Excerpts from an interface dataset
- - - -

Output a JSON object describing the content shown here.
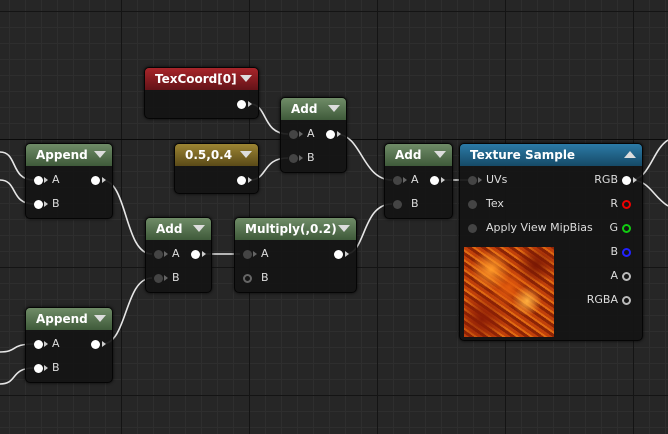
{
  "graph": {
    "nodes": {
      "texcoord": {
        "title": "TexCoord[0]"
      },
      "const_vec": {
        "title": "0.5,0.4"
      },
      "add_top": {
        "title": "Add",
        "pin_a": "A",
        "pin_b": "B"
      },
      "add_right": {
        "title": "Add",
        "pin_a": "A",
        "pin_b": "B"
      },
      "append_top": {
        "title": "Append",
        "pin_a": "A",
        "pin_b": "B"
      },
      "append_bottom": {
        "title": "Append",
        "pin_a": "A",
        "pin_b": "B"
      },
      "add_mid": {
        "title": "Add",
        "pin_a": "A",
        "pin_b": "B"
      },
      "multiply": {
        "title": "Multiply(,0.2)",
        "pin_a": "A",
        "pin_b": "B"
      },
      "texture_sample": {
        "title": "Texture Sample",
        "inputs": [
          "UVs",
          "Tex",
          "Apply View MipBias"
        ],
        "outputs": [
          "RGB",
          "R",
          "G",
          "B",
          "A",
          "RGBA"
        ],
        "thumbnail": "orange-lava-texture"
      }
    },
    "colors": {
      "header_green": "#4f6b49",
      "header_red": "#8a1a1f",
      "header_gold": "#7a6624",
      "header_blue": "#1f6088",
      "wire": "#e8e8e8"
    }
  }
}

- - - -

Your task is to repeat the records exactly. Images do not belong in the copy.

RESPONSE TO THE EXERCISE
Output a JSON object describing the content shown here.
{
  "graph": {
    "nodes": {
      "texcoord": {
        "title": "TexCoord[0]"
      },
      "const_vec": {
        "title": "0.5,0.4"
      },
      "add_top": {
        "title": "Add",
        "pin_a": "A",
        "pin_b": "B"
      },
      "add_right": {
        "title": "Add",
        "pin_a": "A",
        "pin_b": "B"
      },
      "append_top": {
        "title": "Append",
        "pin_a": "A",
        "pin_b": "B"
      },
      "append_bottom": {
        "title": "Append",
        "pin_a": "A",
        "pin_b": "B"
      },
      "add_mid": {
        "title": "Add",
        "pin_a": "A",
        "pin_b": "B"
      },
      "multiply": {
        "title": "Multiply(,0.2)",
        "pin_a": "A",
        "pin_b": "B"
      },
      "texture_sample": {
        "title": "Texture Sample",
        "inputs": [
          "UVs",
          "Tex",
          "Apply View MipBias"
        ],
        "outputs": [
          "RGB",
          "R",
          "G",
          "B",
          "A",
          "RGBA"
        ],
        "thumbnail": "orange-lava-texture"
      }
    },
    "colors": {
      "header_green": "#4f6b49",
      "header_red": "#8a1a1f",
      "header_gold": "#7a6624",
      "header_blue": "#1f6088",
      "wire": "#e8e8e8"
    }
  }
}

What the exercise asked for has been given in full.